Rivera admitted that she did not tell police about the photo when she was first interviewed in 2012, and her lawyer claimed she didn’t remember it until after his arrest. Over the years she’s fought with Hernandez over child support, and at one point she obtained a restraining order against him.

Mark Pike testified that in 1979 or 1980 Hernandez, his childhood friend, told him he’d killed a boy in New York, but he didn’t believe him. “He had told me that he was working in a supermarket and a boy threw a ball at his throat and he lost it and he retaliated and strangled the kid,” Pike said.

Last week, three men testified that Hernandez broke down during a prayer meeting and confessed to strangling a boy in the basement of a bodega just a few months earlier.

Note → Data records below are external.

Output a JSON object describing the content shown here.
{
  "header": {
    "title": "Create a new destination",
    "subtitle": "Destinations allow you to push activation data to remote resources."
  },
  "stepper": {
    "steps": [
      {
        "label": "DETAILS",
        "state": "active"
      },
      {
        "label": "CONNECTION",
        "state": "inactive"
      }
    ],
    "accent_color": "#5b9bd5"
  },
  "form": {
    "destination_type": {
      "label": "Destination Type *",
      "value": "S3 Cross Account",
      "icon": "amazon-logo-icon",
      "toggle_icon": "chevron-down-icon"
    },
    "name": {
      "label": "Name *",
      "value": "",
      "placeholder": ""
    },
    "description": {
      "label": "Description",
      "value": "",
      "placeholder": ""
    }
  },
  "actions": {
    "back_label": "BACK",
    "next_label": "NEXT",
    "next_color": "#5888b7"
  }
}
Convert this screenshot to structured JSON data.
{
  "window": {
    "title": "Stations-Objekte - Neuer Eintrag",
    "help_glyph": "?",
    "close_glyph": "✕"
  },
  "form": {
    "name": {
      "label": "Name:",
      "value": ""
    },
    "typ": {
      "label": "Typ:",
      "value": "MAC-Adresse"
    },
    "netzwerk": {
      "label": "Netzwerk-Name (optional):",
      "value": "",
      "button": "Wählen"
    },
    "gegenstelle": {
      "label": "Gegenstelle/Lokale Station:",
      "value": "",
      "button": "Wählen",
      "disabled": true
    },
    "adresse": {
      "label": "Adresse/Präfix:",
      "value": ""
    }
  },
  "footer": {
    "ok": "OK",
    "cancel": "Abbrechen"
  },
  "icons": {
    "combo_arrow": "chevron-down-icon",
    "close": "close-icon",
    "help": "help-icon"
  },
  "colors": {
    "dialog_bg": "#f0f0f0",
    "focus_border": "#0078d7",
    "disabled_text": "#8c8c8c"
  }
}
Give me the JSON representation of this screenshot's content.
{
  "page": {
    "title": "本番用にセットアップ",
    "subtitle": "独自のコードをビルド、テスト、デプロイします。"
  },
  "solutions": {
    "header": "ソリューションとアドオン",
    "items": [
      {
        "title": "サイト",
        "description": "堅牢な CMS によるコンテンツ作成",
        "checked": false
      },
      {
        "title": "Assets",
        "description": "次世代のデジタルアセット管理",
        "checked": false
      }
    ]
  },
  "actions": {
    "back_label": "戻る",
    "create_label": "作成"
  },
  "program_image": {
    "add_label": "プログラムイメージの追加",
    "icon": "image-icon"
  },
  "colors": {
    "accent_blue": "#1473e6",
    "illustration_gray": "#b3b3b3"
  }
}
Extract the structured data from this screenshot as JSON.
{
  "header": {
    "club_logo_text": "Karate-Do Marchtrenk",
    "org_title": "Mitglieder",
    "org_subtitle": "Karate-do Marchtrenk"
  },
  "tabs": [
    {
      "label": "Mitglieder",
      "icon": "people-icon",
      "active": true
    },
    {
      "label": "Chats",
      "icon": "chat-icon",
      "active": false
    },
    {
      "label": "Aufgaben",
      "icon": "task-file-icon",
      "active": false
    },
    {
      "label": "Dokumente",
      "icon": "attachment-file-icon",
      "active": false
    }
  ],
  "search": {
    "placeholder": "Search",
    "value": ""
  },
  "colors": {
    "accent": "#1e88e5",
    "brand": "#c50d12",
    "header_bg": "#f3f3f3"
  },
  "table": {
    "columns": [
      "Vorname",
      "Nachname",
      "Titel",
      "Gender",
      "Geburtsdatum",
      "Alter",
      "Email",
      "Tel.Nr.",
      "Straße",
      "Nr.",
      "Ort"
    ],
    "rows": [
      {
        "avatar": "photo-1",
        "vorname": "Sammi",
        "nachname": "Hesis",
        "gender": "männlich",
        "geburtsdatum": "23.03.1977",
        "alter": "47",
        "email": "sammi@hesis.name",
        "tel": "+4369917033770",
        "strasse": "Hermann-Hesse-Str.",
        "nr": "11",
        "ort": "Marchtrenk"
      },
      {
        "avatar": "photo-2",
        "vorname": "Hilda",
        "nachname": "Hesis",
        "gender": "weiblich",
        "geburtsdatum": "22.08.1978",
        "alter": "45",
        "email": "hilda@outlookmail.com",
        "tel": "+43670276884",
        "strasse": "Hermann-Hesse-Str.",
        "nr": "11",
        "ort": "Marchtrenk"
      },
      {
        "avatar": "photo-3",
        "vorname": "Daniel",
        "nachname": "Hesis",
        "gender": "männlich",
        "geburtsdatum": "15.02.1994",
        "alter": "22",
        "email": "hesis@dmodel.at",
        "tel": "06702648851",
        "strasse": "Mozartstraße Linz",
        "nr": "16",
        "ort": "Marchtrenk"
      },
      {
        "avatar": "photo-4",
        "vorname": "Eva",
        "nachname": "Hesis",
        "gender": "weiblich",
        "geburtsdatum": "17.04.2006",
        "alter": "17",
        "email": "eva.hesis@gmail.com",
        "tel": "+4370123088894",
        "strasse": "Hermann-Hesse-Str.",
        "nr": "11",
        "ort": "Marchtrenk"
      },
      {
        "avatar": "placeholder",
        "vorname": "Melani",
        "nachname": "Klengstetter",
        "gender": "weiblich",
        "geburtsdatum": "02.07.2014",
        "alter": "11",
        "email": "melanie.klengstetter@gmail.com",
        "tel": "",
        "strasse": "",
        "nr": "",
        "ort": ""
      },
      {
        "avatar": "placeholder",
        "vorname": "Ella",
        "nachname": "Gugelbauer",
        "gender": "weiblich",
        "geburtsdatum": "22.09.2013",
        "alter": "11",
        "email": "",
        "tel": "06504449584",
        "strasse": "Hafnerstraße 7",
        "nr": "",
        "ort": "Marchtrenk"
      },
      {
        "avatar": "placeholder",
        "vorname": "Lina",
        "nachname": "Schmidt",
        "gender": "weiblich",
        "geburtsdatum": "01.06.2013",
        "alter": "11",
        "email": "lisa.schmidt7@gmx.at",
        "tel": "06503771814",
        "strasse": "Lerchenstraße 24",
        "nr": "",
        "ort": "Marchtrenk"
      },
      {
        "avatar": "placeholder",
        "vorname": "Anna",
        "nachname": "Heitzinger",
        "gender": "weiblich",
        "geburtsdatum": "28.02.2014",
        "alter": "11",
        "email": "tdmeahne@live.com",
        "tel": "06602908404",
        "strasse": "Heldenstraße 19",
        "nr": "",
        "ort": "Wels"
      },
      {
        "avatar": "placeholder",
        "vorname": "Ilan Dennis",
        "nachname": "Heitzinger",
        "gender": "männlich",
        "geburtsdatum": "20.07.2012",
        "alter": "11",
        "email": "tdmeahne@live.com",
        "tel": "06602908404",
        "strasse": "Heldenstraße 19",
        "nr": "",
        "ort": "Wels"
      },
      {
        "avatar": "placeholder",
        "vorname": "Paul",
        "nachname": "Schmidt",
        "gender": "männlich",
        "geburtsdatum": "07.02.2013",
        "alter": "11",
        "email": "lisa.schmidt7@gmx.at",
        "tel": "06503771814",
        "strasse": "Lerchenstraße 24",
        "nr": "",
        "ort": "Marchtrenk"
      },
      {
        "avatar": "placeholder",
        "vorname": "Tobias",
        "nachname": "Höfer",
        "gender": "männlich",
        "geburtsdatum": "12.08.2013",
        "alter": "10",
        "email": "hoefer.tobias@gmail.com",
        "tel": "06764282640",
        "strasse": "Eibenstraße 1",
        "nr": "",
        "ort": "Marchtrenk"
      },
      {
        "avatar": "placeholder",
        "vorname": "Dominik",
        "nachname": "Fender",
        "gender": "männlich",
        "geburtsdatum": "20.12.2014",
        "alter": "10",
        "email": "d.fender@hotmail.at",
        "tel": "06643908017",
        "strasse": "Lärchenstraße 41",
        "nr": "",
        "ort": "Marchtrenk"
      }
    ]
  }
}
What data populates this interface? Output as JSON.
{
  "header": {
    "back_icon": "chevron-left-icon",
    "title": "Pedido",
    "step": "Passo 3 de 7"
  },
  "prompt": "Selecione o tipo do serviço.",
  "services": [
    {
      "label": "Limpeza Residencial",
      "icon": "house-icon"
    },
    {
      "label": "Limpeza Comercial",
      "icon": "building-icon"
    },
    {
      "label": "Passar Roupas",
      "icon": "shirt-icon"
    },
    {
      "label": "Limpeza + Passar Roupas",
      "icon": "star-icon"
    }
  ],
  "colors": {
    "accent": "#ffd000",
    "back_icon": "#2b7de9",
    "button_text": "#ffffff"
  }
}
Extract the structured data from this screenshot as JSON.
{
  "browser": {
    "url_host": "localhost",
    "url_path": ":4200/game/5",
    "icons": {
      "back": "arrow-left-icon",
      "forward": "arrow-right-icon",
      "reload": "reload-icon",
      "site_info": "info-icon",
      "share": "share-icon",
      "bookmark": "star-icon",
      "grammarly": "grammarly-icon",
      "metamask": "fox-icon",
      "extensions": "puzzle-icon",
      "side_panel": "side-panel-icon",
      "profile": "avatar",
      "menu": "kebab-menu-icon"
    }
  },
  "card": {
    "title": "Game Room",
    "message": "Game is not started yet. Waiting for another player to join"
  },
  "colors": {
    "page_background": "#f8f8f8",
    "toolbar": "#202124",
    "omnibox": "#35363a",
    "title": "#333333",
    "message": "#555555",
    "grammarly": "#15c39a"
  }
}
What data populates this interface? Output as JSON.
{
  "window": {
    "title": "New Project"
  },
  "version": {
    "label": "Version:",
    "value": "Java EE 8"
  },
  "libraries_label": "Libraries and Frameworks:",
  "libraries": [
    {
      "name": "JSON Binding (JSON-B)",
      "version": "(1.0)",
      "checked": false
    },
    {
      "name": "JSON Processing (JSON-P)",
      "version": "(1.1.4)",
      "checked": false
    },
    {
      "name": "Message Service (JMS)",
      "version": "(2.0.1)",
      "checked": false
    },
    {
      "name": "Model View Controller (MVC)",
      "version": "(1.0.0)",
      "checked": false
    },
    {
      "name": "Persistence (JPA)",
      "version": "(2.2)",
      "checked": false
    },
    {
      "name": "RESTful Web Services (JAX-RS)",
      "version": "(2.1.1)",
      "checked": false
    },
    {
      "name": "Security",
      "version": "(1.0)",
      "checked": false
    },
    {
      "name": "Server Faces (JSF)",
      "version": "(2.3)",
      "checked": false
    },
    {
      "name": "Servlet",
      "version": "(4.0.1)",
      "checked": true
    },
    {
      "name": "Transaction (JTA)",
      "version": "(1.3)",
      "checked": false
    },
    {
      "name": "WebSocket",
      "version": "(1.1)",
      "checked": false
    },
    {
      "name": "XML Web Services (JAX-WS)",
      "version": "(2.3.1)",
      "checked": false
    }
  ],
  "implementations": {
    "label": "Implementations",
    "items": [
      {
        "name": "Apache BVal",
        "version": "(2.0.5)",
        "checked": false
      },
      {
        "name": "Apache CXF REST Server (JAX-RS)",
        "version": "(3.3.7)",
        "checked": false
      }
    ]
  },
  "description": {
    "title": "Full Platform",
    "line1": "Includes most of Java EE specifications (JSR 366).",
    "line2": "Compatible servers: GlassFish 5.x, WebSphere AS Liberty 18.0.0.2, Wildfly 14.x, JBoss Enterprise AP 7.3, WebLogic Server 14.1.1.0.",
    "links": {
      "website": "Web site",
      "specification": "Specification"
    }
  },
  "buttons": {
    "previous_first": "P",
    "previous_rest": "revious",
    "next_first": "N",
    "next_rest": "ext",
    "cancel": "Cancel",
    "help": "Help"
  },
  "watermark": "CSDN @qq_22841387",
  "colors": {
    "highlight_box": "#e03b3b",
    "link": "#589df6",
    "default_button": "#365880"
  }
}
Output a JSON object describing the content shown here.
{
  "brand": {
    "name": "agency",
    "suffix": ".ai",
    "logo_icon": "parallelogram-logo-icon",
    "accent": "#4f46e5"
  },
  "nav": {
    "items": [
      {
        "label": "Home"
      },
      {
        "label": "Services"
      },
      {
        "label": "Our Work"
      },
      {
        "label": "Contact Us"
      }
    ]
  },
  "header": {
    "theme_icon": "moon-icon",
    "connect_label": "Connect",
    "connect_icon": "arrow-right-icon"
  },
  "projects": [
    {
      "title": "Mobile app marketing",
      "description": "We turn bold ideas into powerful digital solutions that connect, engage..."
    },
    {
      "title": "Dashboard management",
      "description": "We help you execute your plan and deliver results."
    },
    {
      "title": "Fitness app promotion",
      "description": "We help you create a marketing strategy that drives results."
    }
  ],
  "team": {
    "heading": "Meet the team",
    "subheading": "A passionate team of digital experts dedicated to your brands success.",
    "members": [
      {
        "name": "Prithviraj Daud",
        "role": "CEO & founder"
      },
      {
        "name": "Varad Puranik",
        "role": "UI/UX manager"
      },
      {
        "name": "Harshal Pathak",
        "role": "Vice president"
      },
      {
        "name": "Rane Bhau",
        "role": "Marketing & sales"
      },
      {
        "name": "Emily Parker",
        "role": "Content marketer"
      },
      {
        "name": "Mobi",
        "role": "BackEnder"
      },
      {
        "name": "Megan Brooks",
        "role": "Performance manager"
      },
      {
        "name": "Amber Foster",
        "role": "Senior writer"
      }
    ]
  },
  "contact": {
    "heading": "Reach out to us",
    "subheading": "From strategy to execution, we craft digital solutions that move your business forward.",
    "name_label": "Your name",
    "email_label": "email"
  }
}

On Monday, Jose Lopez, the brother-in-law who led police to Hernandez, said he’d heard a similar story from another member of the group and made several attempts to tip off the authorities over the years. “I did it because there was a father and mother who suffered for so many years, they deserved to find out the way that the child died,” Lopez said. Stan Patz, Etan’s father, nodded his head.